↓

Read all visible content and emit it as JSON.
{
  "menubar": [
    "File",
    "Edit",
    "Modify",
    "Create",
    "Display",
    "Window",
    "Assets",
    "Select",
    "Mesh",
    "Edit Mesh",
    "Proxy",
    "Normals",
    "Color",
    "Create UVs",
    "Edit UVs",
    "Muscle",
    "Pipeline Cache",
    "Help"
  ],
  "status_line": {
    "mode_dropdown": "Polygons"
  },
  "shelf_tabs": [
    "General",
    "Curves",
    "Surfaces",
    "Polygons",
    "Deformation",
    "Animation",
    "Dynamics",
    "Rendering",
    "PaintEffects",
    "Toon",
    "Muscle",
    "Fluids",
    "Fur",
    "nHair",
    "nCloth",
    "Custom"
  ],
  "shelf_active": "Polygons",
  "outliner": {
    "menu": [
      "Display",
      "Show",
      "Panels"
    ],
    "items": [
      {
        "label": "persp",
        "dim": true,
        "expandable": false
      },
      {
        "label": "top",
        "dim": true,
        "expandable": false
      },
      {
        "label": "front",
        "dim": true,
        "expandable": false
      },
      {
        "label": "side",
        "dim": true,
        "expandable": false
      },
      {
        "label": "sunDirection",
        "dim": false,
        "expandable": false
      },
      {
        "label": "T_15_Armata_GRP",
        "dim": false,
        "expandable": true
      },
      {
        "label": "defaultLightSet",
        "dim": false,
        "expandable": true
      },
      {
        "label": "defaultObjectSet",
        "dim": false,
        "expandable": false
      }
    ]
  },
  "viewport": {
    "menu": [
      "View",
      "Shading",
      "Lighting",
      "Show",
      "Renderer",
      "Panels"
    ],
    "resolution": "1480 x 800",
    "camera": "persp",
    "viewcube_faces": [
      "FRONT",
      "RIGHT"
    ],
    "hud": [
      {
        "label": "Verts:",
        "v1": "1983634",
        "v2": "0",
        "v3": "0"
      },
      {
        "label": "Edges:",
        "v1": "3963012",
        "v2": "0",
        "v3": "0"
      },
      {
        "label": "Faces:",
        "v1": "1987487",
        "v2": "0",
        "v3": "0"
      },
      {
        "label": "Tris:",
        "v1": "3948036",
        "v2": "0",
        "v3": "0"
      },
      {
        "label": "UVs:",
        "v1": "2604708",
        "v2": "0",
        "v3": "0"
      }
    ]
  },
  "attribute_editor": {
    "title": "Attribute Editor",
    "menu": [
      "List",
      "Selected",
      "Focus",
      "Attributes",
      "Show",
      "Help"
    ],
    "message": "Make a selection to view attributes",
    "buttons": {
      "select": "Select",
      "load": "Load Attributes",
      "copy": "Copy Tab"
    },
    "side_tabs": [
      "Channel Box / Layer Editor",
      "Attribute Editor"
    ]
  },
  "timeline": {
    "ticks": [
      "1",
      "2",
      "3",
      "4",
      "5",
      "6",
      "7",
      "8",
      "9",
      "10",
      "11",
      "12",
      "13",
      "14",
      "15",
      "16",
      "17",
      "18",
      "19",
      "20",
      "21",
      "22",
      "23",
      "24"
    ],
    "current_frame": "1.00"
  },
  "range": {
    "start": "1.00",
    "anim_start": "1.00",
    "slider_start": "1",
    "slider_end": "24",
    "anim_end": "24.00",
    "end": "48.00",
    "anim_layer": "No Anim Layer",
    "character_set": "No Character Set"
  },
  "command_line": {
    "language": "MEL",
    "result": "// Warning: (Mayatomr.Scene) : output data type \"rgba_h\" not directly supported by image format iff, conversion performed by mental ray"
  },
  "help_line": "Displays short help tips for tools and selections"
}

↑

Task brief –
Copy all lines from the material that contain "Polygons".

Output of the task –
    "mode_dropdown": "Polygons"
    "Polygons",
  "shelf_active": "Polygons",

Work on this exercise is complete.